Last semester, I fell in love with digital fabrication. Most of the projects I did revolved around subtracting material (CNC router, laser cutter, lathe, etc.). This semester, I’m stoked to learn about techniques involving more, I guess, addition, which at ITP revolves primarily around 3D printing.
I don’t know too much about 3D just yet, but when I explain it to my mom, I make sure she knows that:
- I’m not printing holograms
- The printer doesn’t look like the one we have at home
- The material that’s being printed on is not paper.
So, what is 3D printing? And why do we even need it? Imagine taking a glue gun and drawing a square with the hot glue. Now imagine creating a new square, a new layer, over the first one. And so forth. The more squares you make, the more height you will create — and that pretty much sums up how 3D printing is done.
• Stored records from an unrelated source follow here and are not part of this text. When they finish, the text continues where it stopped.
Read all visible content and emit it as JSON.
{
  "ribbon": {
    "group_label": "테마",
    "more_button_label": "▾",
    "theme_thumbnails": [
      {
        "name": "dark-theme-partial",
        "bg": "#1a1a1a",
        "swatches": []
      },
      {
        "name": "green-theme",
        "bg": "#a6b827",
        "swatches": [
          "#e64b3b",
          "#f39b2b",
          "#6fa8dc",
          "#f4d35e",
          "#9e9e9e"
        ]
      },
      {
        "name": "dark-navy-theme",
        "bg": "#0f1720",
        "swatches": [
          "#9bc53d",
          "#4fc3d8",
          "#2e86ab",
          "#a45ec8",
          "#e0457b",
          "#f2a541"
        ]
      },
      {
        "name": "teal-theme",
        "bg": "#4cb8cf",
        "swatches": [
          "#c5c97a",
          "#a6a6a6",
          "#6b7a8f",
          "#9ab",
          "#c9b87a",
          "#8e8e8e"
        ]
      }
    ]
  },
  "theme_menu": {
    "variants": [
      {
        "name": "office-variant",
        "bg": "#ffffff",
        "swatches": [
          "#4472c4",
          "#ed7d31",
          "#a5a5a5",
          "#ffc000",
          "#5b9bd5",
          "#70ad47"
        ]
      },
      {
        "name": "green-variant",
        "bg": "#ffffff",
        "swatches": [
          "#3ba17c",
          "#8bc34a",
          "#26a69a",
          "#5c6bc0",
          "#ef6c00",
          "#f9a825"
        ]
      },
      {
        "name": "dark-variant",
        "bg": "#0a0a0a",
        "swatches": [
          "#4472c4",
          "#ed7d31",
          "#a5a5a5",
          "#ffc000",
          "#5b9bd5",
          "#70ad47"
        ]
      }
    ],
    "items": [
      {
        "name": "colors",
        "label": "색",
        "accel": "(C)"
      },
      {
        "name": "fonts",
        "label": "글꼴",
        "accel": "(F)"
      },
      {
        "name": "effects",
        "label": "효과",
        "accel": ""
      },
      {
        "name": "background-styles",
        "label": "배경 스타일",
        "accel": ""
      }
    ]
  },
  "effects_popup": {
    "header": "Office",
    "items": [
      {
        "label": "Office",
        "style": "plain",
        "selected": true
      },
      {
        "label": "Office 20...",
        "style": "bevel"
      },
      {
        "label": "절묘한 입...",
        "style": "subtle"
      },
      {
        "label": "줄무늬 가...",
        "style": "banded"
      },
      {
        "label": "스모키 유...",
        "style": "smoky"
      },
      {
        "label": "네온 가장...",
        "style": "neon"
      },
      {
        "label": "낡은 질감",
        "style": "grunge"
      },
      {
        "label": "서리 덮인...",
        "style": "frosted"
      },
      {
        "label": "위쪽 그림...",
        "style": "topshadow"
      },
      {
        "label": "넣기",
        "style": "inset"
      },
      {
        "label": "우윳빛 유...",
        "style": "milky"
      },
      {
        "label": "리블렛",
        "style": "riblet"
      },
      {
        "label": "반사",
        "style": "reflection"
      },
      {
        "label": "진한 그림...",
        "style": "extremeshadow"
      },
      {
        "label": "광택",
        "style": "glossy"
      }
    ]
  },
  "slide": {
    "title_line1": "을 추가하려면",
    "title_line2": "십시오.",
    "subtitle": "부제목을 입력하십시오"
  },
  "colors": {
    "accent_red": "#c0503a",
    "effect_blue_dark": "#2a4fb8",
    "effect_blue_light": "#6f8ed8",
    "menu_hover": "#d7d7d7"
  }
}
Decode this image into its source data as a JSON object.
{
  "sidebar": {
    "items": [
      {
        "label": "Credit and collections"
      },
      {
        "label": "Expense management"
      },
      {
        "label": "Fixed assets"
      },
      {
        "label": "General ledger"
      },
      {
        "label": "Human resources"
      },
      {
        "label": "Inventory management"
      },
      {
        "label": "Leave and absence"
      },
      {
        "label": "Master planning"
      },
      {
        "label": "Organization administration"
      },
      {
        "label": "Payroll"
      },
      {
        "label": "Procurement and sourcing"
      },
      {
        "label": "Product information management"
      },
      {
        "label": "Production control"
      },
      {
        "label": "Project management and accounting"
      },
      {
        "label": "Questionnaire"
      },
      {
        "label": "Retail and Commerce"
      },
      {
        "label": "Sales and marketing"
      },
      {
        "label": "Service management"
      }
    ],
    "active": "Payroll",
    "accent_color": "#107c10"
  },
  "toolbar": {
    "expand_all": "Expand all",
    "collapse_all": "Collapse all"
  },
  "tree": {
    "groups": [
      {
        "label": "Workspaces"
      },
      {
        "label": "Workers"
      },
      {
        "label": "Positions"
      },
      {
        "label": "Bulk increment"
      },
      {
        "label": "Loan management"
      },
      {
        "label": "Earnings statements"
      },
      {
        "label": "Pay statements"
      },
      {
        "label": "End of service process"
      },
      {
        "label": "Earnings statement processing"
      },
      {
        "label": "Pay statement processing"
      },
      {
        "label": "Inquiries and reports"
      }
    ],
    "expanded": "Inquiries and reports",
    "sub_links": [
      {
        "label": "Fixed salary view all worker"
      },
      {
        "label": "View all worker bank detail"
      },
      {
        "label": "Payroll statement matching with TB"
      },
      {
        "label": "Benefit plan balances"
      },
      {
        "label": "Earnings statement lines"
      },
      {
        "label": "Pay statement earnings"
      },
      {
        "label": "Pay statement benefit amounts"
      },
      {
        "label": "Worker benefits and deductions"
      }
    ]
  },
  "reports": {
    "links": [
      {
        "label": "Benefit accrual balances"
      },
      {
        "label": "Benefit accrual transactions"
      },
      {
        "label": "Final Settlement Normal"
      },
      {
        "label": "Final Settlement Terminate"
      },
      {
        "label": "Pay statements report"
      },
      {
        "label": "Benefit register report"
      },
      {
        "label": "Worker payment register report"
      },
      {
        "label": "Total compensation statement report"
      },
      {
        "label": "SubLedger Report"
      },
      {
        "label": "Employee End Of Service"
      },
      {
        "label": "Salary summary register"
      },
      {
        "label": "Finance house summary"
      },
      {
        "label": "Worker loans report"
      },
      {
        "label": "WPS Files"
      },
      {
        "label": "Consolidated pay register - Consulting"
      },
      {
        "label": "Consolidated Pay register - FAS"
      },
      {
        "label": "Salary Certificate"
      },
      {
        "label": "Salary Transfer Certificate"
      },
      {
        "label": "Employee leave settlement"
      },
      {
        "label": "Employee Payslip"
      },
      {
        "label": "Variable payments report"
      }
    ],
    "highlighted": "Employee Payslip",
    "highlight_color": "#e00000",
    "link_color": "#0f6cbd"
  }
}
What’s it good for? So many things. Ever need an extra button for a shirt? Or a lid for a container? How about making custom-made jewellery? Or a stopper for your door? Or a clip for your earphones? The possibilities are really endless for this ground-breaking technology.
Before printing though, the object that’s going to be printed need to be designed. The software we will be using is called Rhino. I personally wish it would be more similar and intuitive like Adobe software, but since I’m still learning I’ll give it a chance.
For my first attempt at 3D printing, I’m going to make a tiny pineapple. I started by importing an image of a pineapple to the canvas:
Then, in a different layer, I traced the roughly traced the profile of the image:
Once I had the profile, I used a fun-function called “revolve”. You can think of revolve as kind of the 3D version of “rotate”. This function can revolve and profile around an axis you define. I created the axis down the center of the pineapple, and surely enough, it looks like I have created my first 3D model. 🙂